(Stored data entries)
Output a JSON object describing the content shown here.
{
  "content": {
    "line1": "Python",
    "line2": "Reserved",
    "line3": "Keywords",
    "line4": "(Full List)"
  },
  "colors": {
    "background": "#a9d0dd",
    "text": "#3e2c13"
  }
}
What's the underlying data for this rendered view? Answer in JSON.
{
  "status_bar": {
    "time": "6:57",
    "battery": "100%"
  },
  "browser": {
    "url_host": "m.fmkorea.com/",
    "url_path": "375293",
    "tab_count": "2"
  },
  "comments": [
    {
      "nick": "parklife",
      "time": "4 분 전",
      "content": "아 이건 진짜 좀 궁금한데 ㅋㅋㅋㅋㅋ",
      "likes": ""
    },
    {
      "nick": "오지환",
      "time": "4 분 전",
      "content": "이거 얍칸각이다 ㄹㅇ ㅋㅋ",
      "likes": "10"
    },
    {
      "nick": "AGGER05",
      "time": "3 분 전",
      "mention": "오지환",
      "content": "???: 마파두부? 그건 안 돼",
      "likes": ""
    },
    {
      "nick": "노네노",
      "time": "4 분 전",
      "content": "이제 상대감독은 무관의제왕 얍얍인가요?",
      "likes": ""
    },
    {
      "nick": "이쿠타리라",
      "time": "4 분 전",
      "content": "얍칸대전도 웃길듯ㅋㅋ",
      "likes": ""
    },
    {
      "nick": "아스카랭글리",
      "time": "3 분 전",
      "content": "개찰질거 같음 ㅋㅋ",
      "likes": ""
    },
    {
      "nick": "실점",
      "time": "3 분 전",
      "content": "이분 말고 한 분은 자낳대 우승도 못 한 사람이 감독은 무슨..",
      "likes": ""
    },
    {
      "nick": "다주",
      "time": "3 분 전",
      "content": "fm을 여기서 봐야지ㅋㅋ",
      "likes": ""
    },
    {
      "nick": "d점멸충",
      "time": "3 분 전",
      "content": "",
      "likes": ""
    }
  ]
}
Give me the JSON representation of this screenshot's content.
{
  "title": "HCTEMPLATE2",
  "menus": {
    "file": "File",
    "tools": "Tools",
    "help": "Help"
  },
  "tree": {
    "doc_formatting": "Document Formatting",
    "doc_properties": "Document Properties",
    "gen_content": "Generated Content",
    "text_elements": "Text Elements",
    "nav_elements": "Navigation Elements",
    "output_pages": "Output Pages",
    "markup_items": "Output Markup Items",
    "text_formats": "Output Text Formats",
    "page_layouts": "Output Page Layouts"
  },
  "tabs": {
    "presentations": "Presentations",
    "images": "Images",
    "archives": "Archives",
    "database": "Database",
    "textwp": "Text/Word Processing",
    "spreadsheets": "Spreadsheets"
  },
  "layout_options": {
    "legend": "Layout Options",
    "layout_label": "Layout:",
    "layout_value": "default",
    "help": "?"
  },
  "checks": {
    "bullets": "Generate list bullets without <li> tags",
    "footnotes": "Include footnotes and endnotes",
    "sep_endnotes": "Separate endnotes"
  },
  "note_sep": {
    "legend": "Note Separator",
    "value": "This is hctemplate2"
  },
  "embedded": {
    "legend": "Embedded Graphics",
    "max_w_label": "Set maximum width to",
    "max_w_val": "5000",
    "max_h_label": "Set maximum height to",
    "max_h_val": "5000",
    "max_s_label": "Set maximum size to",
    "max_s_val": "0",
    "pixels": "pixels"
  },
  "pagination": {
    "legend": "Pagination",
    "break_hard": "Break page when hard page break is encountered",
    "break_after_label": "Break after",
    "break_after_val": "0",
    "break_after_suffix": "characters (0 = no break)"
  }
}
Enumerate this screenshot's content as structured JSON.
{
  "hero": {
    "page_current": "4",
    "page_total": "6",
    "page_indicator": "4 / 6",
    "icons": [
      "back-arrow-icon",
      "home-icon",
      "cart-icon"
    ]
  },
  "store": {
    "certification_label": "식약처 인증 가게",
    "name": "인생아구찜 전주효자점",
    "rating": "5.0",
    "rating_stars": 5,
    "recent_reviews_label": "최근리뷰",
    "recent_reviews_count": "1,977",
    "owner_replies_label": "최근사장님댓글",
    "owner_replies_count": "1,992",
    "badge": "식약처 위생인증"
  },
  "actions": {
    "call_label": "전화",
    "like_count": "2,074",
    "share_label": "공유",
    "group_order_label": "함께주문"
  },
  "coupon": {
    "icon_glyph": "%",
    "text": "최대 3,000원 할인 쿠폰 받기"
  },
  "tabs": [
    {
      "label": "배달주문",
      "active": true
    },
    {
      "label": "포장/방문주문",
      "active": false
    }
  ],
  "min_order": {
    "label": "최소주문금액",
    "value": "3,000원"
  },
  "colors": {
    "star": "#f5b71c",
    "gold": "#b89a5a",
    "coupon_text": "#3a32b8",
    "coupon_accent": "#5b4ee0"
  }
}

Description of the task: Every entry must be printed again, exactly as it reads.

Task response:
Output a JSON object describing the content shown here.
{
  "content": {
    "line1": "Python",
    "line2": "Reserved",
    "line3": "Keywords",
    "line4": "(Full List)"
  },
  "colors": {
    "background": "#a9d0dd",
    "text": "#3e2c13"
  }
}
What's the underlying data for this rendered view? Answer in JSON.
{
  "status_bar": {
    "time": "6:57",
    "battery": "100%"
  },
  "browser": {
    "url_host": "m.fmkorea.com/",
    "url_path": "375293",
    "tab_count": "2"
  },
  "comments": [
    {
      "nick": "parklife",
      "time": "4 분 전",
      "content": "아 이건 진짜 좀 궁금한데 ㅋㅋㅋㅋㅋ",
      "likes": ""
    },
    {
      "nick": "오지환",
      "time": "4 분 전",
      "content": "이거 얍칸각이다 ㄹㅇ ㅋㅋ",
      "likes": "10"
    },
    {
      "nick": "AGGER05",
      "time": "3 분 전",
      "mention": "오지환",
      "content": "???: 마파두부? 그건 안 돼",
      "likes": ""
    },
    {
      "nick": "노네노",
      "time": "4 분 전",
      "content": "이제 상대감독은 무관의제왕 얍얍인가요?",
      "likes": ""
    },
    {
      "nick": "이쿠타리라",
      "time": "4 분 전",
      "content": "얍칸대전도 웃길듯ㅋㅋ",
      "likes": ""
    },
    {
      "nick": "아스카랭글리",
      "time": "3 분 전",
      "content": "개찰질거 같음 ㅋㅋ",
      "likes": ""
    },
    {
      "nick": "실점",
      "time": "3 분 전",
      "content": "이분 말고 한 분은 자낳대 우승도 못 한 사람이 감독은 무슨..",
      "likes": ""
    },
    {
      "nick": "다주",
      "time": "3 분 전",
      "content": "fm을 여기서 봐야지ㅋㅋ",
      "likes": ""
    },
    {
      "nick": "d점멸충",
      "time": "3 분 전",
      "content": "",
      "likes": ""
    }
  ]
}
Give me the JSON representation of this screenshot's content.
{
  "title": "HCTEMPLATE2",
  "menus": {
    "file": "File",
    "tools": "Tools",
    "help": "Help"
  },
  "tree": {
    "doc_formatting": "Document Formatting",
    "doc_properties": "Document Properties",
    "gen_content": "Generated Content",
    "text_elements": "Text Elements",
    "nav_elements": "Navigation Elements",
    "output_pages": "Output Pages",
    "markup_items": "Output Markup Items",
    "text_formats": "Output Text Formats",
    "page_layouts": "Output Page Layouts"
  },
  "tabs": {
    "presentations": "Presentations",
    "images": "Images",
    "archives": "Archives",
    "database": "Database",
    "textwp": "Text/Word Processing",
    "spreadsheets": "Spreadsheets"
  },
  "layout_options": {
    "legend": "Layout Options",
    "layout_label": "Layout:",
    "layout_value": "default",
    "help": "?"
  },
  "checks": {
    "bullets": "Generate list bullets without <li> tags",
    "footnotes": "Include footnotes and endnotes",
    "sep_endnotes": "Separate endnotes"
  },
  "note_sep": {
    "legend": "Note Separator",
    "value": "This is hctemplate2"
  },
  "embedded": {
    "legend": "Embedded Graphics",
    "max_w_label": "Set maximum width to",
    "max_w_val": "5000",
    "max_h_label": "Set maximum height to",
    "max_h_val": "5000",
    "max_s_label": "Set maximum size to",
    "max_s_val": "0",
    "pixels": "pixels"
  },
  "pagination": {
    "legend": "Pagination",
    "break_hard": "Break page when hard page break is encountered",
    "break_after_label": "Break after",
    "break_after_val": "0",
    "break_after_suffix": "characters (0 = no break)"
  }
}
Enumerate this screenshot's content as structured JSON.
{
  "hero": {
    "page_current": "4",
    "page_total": "6",
    "page_indicator": "4 / 6",
    "icons": [
      "back-arrow-icon",
      "home-icon",
      "cart-icon"
    ]
  },
  "store": {
    "certification_label": "식약처 인증 가게",
    "name": "인생아구찜 전주효자점",
    "rating": "5.0",
    "rating_stars": 5,
    "recent_reviews_label": "최근리뷰",
    "recent_reviews_count": "1,977",
    "owner_replies_label": "최근사장님댓글",
    "owner_replies_count": "1,992",
    "badge": "식약처 위생인증"
  },
  "actions": {
    "call_label": "전화",
    "like_count": "2,074",
    "share_label": "공유",
    "group_order_label": "함께주문"
  },
  "coupon": {
    "icon_glyph": "%",
    "text": "최대 3,000원 할인 쿠폰 받기"
  },
  "tabs": [
    {
      "label": "배달주문",
      "active": true
    },
    {
      "label": "포장/방문주문",
      "active": false
    }
  ],
  "min_order": {
    "label": "최소주문금액",
    "value": "3,000원"
  },
  "colors": {
    "star": "#f5b71c",
    "gold": "#b89a5a",
    "coupon_text": "#3a32b8",
    "coupon_accent": "#5b4ee0"
  }
}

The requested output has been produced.